**Supplied material:**

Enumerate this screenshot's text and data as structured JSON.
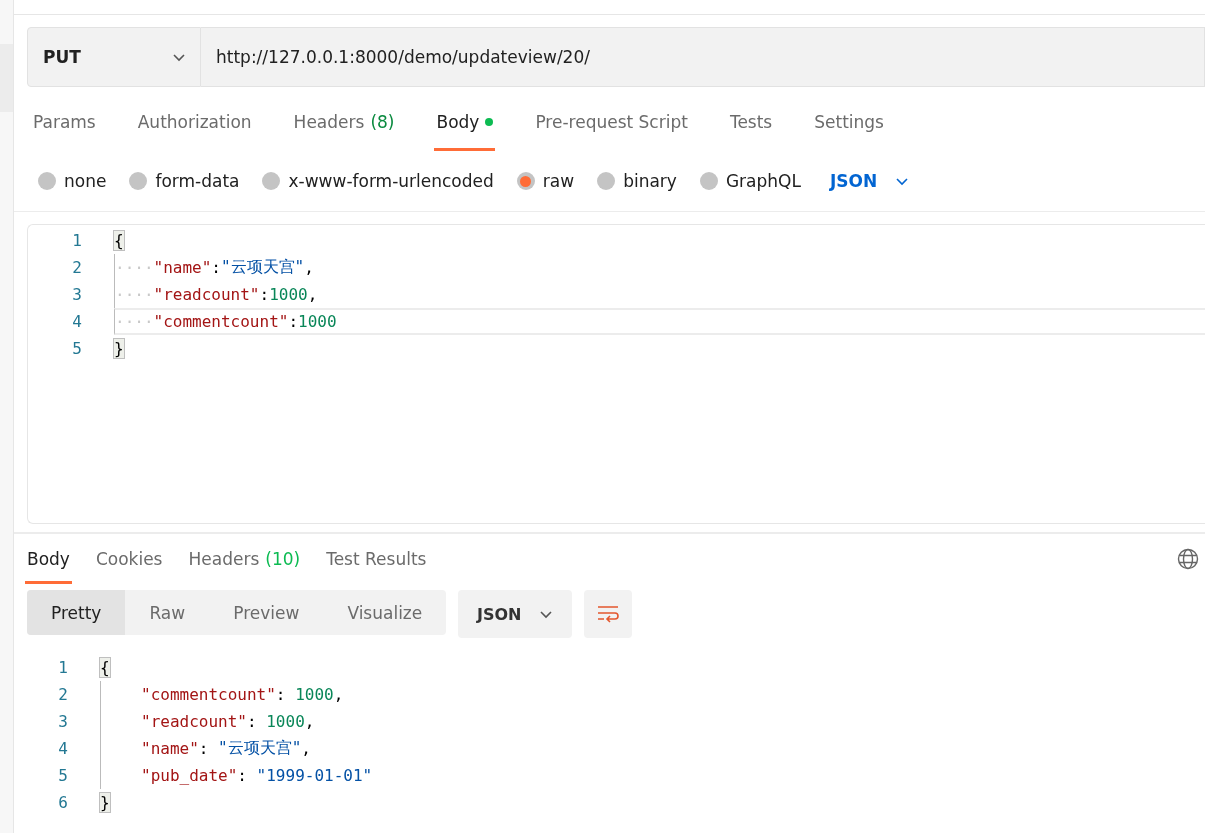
{
  "request": {
    "method": "PUT",
    "url": "http://127.0.0.1:8000/demo/updateview/20/"
  },
  "request_tabs": [
    {
      "label": "Params",
      "selected": false
    },
    {
      "label": "Authorization",
      "selected": false
    },
    {
      "label": "Headers",
      "count": "(8)",
      "selected": false
    },
    {
      "label": "Body",
      "dot": true,
      "selected": true
    },
    {
      "label": "Pre-request Script",
      "selected": false
    },
    {
      "label": "Tests",
      "selected": false
    },
    {
      "label": "Settings",
      "selected": false
    }
  ],
  "body_types": [
    {
      "label": "none",
      "selected": false
    },
    {
      "label": "form-data",
      "selected": false
    },
    {
      "label": "x-www-form-urlencoded",
      "selected": false
    },
    {
      "label": "raw",
      "selected": true
    },
    {
      "label": "binary",
      "selected": false
    },
    {
      "label": "GraphQL",
      "selected": false
    }
  ],
  "body_language": "JSON",
  "request_body": [
    {
      "number": "1",
      "current": false,
      "tokens": [
        {
          "kind": "brace",
          "text": "{"
        }
      ]
    },
    {
      "number": "2",
      "current": false,
      "tokens": [
        {
          "kind": "space",
          "text": "····"
        },
        {
          "kind": "key",
          "text": "\"name\""
        },
        {
          "kind": "punct",
          "text": ":"
        },
        {
          "kind": "string",
          "text": "\"云项天宫\""
        },
        {
          "kind": "punct",
          "text": ","
        }
      ]
    },
    {
      "number": "3",
      "current": false,
      "tokens": [
        {
          "kind": "space",
          "text": "····"
        },
        {
          "kind": "key",
          "text": "\"readcount\""
        },
        {
          "kind": "punct",
          "text": ":"
        },
        {
          "kind": "number",
          "text": "1000"
        },
        {
          "kind": "punct",
          "text": ","
        }
      ]
    },
    {
      "number": "4",
      "current": true,
      "tokens": [
        {
          "kind": "space",
          "text": "····"
        },
        {
          "kind": "key",
          "text": "\"commentcount\""
        },
        {
          "kind": "punct",
          "text": ":"
        },
        {
          "kind": "number",
          "text": "1000"
        }
      ]
    },
    {
      "number": "5",
      "current": false,
      "tokens": [
        {
          "kind": "brace",
          "text": "}"
        }
      ]
    }
  ],
  "response_tabs": [
    {
      "label": "Body",
      "selected": true
    },
    {
      "label": "Cookies",
      "selected": false
    },
    {
      "label": "Headers",
      "count": "(10)",
      "selected": false
    },
    {
      "label": "Test Results",
      "selected": false
    }
  ],
  "view_modes": [
    {
      "label": "Pretty",
      "selected": true
    },
    {
      "label": "Raw",
      "selected": false
    },
    {
      "label": "Preview",
      "selected": false
    },
    {
      "label": "Visualize",
      "selected": false
    }
  ],
  "response_format": "JSON",
  "response_body": [
    {
      "number": "1",
      "indent": false,
      "tokens": [
        {
          "kind": "brace",
          "text": "{"
        }
      ]
    },
    {
      "number": "2",
      "indent": true,
      "tokens": [
        {
          "kind": "key",
          "text": "\"commentcount\""
        },
        {
          "kind": "punct",
          "text": ": "
        },
        {
          "kind": "number",
          "text": "1000"
        },
        {
          "kind": "punct",
          "text": ","
        }
      ]
    },
    {
      "number": "3",
      "indent": true,
      "tokens": [
        {
          "kind": "key",
          "text": "\"readcount\""
        },
        {
          "kind": "punct",
          "text": ": "
        },
        {
          "kind": "number",
          "text": "1000"
        },
        {
          "kind": "punct",
          "text": ","
        }
      ]
    },
    {
      "number": "4",
      "indent": true,
      "tokens": [
        {
          "kind": "key",
          "text": "\"name\""
        },
        {
          "kind": "punct",
          "text": ": "
        },
        {
          "kind": "string",
          "text": "\"云项天宫\""
        },
        {
          "kind": "punct",
          "text": ","
        }
      ]
    },
    {
      "number": "5",
      "indent": true,
      "tokens": [
        {
          "kind": "key",
          "text": "\"pub_date\""
        },
        {
          "kind": "punct",
          "text": ": "
        },
        {
          "kind": "string",
          "text": "\"1999-01-01\""
        }
      ]
    },
    {
      "number": "6",
      "indent": false,
      "tokens": [
        {
          "kind": "brace",
          "text": "}"
        }
      ]
    }
  ]
}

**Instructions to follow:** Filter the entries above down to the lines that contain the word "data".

**Reply:**
Enumerate this screenshot's text and data as structured JSON.
      "label": "form-data",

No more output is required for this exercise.